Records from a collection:
************

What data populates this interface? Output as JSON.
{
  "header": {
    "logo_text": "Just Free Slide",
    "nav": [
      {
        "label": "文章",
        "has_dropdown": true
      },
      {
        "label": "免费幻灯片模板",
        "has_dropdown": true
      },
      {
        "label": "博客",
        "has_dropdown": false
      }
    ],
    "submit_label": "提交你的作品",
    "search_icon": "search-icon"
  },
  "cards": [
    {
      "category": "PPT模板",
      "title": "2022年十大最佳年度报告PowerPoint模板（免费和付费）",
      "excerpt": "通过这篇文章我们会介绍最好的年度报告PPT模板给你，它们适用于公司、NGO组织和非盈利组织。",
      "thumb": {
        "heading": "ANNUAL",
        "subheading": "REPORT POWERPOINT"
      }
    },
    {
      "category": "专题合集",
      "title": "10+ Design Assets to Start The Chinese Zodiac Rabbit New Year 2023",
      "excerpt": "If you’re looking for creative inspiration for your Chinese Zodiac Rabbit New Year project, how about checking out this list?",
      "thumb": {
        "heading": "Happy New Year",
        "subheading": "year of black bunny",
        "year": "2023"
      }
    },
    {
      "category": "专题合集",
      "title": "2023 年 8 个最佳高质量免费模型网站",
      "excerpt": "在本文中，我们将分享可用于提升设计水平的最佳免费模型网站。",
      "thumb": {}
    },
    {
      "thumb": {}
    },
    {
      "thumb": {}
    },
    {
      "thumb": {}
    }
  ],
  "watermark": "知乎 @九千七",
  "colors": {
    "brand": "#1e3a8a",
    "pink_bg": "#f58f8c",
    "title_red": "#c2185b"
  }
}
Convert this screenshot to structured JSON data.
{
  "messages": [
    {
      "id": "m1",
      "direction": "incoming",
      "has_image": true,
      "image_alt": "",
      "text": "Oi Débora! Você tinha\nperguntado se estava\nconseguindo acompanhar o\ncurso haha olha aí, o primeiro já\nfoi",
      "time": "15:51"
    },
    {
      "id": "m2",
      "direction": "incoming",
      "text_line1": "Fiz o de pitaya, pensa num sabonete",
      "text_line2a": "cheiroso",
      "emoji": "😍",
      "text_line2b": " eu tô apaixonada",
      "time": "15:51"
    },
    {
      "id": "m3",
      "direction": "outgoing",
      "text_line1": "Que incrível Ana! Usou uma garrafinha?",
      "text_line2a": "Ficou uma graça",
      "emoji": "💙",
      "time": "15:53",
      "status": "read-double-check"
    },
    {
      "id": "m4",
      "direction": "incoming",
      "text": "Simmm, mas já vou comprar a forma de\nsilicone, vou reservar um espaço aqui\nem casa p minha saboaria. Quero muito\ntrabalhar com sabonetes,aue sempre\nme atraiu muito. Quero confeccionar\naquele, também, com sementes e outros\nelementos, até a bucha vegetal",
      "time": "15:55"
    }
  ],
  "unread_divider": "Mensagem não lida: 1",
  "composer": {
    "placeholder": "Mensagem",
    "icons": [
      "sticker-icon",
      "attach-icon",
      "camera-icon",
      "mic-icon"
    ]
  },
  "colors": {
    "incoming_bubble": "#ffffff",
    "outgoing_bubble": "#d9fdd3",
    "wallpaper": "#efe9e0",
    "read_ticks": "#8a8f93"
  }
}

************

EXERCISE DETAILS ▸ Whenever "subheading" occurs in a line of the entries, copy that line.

ANSWER TO THIS TASK ▸
        "subheading": "REPORT POWERPOINT"
        "subheading": "year of black bunny",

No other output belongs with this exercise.